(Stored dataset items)
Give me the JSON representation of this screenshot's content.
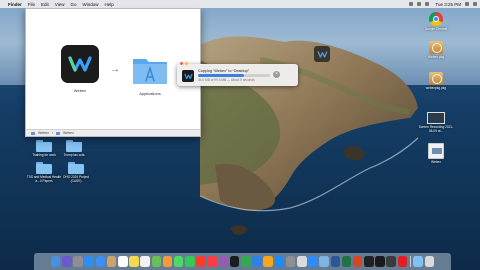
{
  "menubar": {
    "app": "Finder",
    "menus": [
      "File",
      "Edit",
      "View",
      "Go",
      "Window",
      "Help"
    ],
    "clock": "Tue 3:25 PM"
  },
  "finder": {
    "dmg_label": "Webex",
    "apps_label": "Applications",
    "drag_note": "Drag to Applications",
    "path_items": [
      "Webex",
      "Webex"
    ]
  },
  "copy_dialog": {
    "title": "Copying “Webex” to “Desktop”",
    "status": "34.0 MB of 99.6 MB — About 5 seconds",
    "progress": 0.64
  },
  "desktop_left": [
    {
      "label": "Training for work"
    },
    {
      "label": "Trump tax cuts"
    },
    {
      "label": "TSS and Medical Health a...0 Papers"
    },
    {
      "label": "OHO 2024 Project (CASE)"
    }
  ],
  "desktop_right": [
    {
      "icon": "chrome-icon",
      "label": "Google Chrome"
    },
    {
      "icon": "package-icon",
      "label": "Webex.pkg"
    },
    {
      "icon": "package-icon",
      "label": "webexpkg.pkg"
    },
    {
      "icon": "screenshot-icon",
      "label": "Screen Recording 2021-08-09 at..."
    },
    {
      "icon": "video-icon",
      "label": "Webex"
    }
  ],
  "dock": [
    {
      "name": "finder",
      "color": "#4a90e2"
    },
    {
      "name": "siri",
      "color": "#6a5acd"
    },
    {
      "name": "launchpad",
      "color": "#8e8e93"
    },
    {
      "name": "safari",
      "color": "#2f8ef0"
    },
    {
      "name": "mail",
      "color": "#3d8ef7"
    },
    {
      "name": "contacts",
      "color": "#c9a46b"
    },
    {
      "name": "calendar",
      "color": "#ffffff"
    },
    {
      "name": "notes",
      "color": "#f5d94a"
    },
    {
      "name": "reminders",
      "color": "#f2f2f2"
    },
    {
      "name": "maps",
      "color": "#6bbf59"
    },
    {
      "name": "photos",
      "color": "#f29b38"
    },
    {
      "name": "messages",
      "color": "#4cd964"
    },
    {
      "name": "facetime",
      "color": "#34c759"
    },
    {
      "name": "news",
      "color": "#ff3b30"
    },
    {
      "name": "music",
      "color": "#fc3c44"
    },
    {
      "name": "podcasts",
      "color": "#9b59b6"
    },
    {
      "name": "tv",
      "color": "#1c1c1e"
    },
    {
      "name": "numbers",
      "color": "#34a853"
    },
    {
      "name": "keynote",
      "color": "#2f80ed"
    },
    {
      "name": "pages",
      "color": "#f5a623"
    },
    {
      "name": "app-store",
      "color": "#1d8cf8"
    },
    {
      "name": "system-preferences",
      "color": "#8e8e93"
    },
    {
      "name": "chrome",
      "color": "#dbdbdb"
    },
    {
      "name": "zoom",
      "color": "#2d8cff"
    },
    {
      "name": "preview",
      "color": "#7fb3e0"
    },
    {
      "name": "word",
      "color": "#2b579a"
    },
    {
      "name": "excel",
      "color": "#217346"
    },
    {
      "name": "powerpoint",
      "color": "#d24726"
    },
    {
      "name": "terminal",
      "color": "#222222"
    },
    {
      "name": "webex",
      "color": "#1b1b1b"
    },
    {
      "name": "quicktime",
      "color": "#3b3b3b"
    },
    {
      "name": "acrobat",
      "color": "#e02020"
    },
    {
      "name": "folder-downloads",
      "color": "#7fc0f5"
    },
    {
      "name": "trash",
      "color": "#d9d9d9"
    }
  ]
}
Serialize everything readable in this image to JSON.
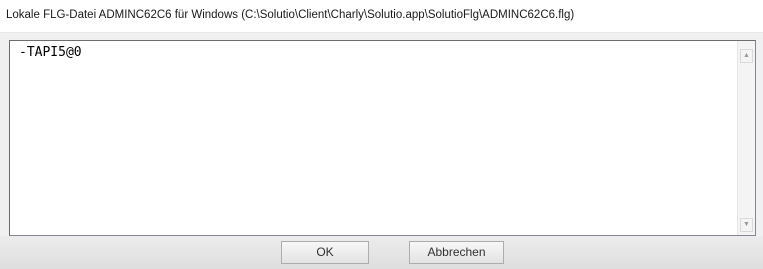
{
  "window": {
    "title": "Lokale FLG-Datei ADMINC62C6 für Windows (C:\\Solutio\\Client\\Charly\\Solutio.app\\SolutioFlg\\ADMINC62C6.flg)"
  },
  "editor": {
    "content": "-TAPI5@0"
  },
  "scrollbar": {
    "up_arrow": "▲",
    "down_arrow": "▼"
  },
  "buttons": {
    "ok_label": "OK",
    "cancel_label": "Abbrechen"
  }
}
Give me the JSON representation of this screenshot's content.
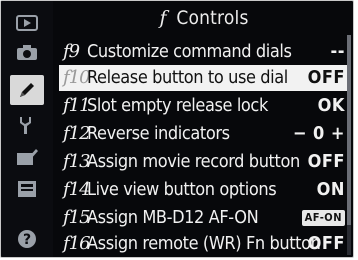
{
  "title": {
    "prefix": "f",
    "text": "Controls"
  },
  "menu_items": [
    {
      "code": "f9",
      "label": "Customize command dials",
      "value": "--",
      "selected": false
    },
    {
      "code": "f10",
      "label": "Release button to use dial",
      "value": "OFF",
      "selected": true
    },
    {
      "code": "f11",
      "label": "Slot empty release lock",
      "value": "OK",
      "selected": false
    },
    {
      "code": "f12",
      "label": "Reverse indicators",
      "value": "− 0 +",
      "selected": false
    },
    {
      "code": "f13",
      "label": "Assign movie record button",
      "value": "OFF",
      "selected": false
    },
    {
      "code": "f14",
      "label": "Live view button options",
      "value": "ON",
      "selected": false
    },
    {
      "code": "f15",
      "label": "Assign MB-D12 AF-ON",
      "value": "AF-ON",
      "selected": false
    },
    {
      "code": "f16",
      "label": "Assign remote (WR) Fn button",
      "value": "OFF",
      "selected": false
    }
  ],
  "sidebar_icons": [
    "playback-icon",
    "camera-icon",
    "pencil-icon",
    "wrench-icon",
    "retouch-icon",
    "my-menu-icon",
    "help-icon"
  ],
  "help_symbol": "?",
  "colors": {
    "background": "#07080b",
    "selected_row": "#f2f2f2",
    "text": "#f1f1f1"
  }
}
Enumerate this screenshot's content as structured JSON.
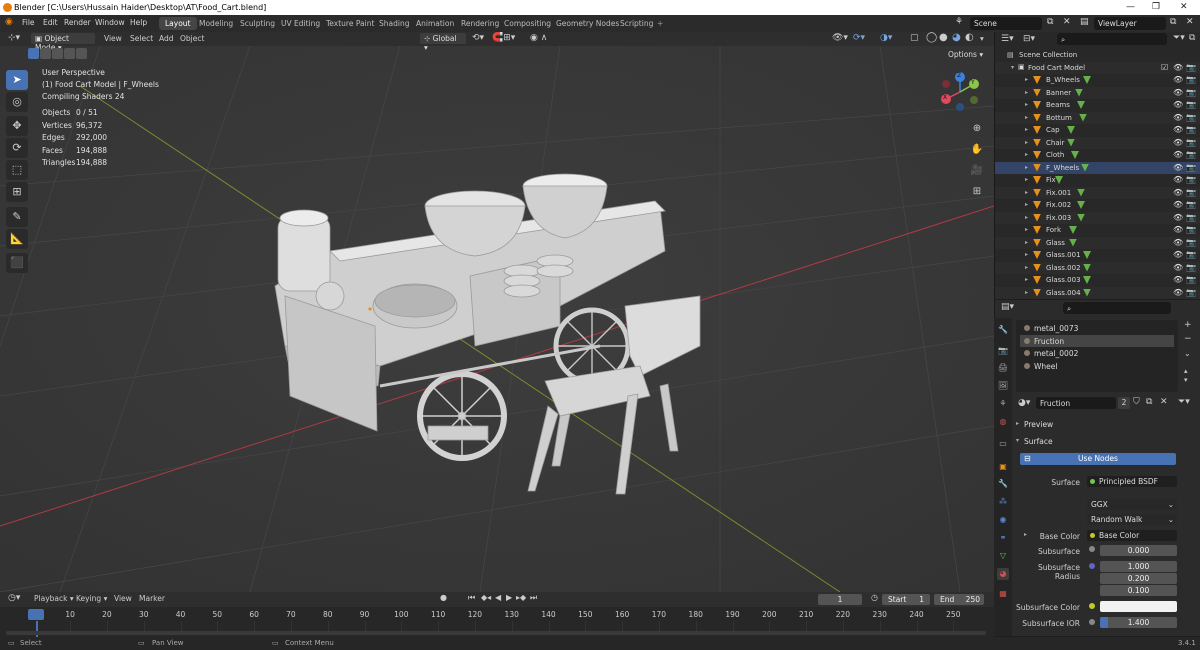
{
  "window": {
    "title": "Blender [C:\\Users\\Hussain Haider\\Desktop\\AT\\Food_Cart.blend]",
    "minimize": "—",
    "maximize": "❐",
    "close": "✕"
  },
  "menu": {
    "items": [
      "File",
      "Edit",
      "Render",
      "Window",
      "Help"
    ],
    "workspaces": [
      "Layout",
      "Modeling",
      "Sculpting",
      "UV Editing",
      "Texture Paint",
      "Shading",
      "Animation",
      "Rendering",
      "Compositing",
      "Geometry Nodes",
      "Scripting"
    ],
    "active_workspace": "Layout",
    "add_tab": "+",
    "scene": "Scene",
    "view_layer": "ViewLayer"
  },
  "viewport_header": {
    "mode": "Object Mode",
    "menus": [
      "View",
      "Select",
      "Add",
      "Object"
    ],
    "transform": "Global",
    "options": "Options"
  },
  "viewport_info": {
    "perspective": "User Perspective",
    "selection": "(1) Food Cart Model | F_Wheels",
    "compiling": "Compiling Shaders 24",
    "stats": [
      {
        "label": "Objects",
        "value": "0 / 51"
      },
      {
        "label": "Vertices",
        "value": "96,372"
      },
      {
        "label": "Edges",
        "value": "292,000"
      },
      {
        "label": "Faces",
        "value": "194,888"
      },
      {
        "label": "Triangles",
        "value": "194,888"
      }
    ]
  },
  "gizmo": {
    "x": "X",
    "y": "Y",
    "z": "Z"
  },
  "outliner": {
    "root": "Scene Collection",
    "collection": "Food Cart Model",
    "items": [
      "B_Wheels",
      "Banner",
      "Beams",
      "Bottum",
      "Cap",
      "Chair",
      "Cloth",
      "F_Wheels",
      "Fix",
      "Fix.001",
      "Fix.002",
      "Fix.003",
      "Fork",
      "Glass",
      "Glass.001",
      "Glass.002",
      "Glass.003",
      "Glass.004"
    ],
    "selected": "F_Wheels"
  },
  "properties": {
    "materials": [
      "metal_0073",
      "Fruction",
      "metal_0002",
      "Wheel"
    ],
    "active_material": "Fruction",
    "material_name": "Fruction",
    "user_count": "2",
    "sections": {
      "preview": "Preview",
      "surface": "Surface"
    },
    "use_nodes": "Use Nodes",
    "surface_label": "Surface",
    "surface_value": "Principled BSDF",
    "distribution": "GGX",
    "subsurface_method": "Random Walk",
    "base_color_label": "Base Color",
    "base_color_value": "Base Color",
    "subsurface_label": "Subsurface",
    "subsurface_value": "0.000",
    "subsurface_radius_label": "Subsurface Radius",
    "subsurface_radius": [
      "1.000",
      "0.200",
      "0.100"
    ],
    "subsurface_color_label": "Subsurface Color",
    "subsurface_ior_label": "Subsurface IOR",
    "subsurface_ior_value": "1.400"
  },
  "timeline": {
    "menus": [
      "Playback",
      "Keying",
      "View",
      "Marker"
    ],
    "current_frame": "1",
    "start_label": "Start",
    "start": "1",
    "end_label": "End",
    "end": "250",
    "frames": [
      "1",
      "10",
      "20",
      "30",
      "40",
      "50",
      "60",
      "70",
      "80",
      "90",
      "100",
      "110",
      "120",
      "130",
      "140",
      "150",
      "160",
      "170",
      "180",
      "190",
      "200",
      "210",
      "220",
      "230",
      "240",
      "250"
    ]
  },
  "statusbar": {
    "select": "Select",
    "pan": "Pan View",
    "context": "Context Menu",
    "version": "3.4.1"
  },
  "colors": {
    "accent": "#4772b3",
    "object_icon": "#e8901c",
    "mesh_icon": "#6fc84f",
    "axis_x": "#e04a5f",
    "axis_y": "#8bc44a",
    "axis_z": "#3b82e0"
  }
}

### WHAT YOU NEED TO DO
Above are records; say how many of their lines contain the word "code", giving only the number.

### SOLUTION
8